Self-help women groups with a maximum strength of 20 members began taking roots in various villages surrounding sevagram. This was started as an unregistered body run entirely on faith, cooperation and mutual trust among its women members. The goal of this group was to operate bank account with savings as small as 10 rupees per month for financial transactions. Over the years, micro-financing within the group was created by increasing credit worthiness and bank credits for individual needs.
This group nominated members as office bearer who were designated as organizer, record keeper, accountant, signatories of bank account and switched roles every three years. A code of conduct was formulated with participation from all members. To create the right group dynamics only those groups that followed the code of conduct were considered eligible for the benefits, under Health Assurance.

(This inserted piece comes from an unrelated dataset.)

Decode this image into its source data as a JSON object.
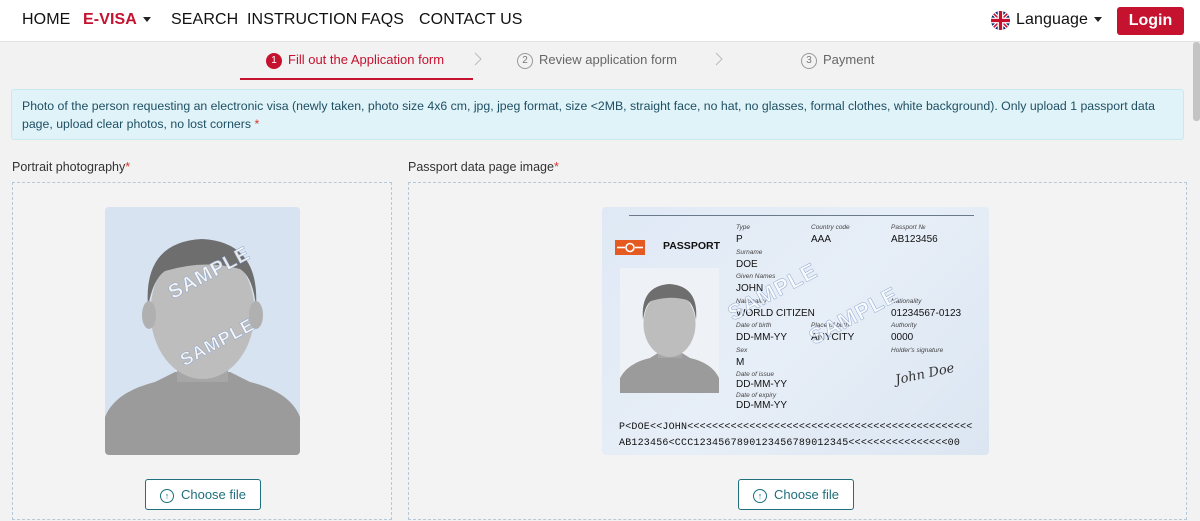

Women came together, pooled their meager resources and inculcated a culture of decision making by consensus and mutual faith. To keep a track of transactions, cheques were introduced to ensure a paper trail and all decisions were made by participation and co-operation. Men were strictly prohibited from interfering in this issue.
The SHGs applied their experiential learning to improve themselves. Various SHGs from different villages meet together at least once a year to share and learn from their common experiences. As group dynamics improved, the SHGs gave a common platform for group members to share their worries, problems and agony as they searched for meaningful solutions.
The momentum builds…
Prof. Jajoo came up with a novel way to enhance participation by linking participation in the SHG scheme to the already popular Jowar Health Assurance scheme. He said ’We modified the popular Jowar Health Assurance scheme, such that participation in the SHG was one of the four mandatory criteria set forth for participating in the Jowar Health Assurance scheme. Merely satisfying earlier criteria of 75% participation or partners in community based activities like one-house-one latrine scheme, lift-irrigation scheme, etc was no longer applicable for eligibility now. Surprisingly, despite these changes, an ever increasing participation in the SHGs was noticed.’
As the SHG movement gained momentum and its track record and credibility improved, banks started to extend credit and over five years some groups which were transparent in their financial transactions, doubled the credit extended every successive year. Prof. Jajoo mentions ‘We came up with novel ways to provide incentives women to continue participation in the SHGs by offering 12 percent compound interest per year (which no bank or post office offers) on their share of savings and it represented the best investment vehicle, readily available in the village.’
Secondly a common pool was raised out of extra interest earned. As the credit rating for the SHGs improved the bank were ready to extended credit at much lower rates of 12% per year. The group in turn could loan it at a higher rate of 36% thus bringing in additional revenues to the SHGs. After offering compound interest of 12% on the member share, the rest was kept in a revolving fund owned by the entire group which could be be utilized for (a) microfinancing, (b) boosting credit linkages with banks, (c) funding common programmes, educative camps, study tours, and meditation camp. Some groups could extend loans for as much as rupees fifty thousand per member.
Prof. Jajoo recalls ‘We saw firsthand the true benefit of this SHG scheme and the milestones achieved for women self- empowerment and betterment. Families having difficulty in the past obtaining loans due to prior defaults became active participating members of the scheme.’ He added ‘Many families were liberated from the grasp of money lenders, who charged exorbitant rates of upto 10% or more per month. With the corpus swelling, the income generated out of the interest started taking care of the loan requirements itself. Crop loans also brought out a significant shift in the status of women in the family as they changed from being the oppressed to the breadwinner of the family.’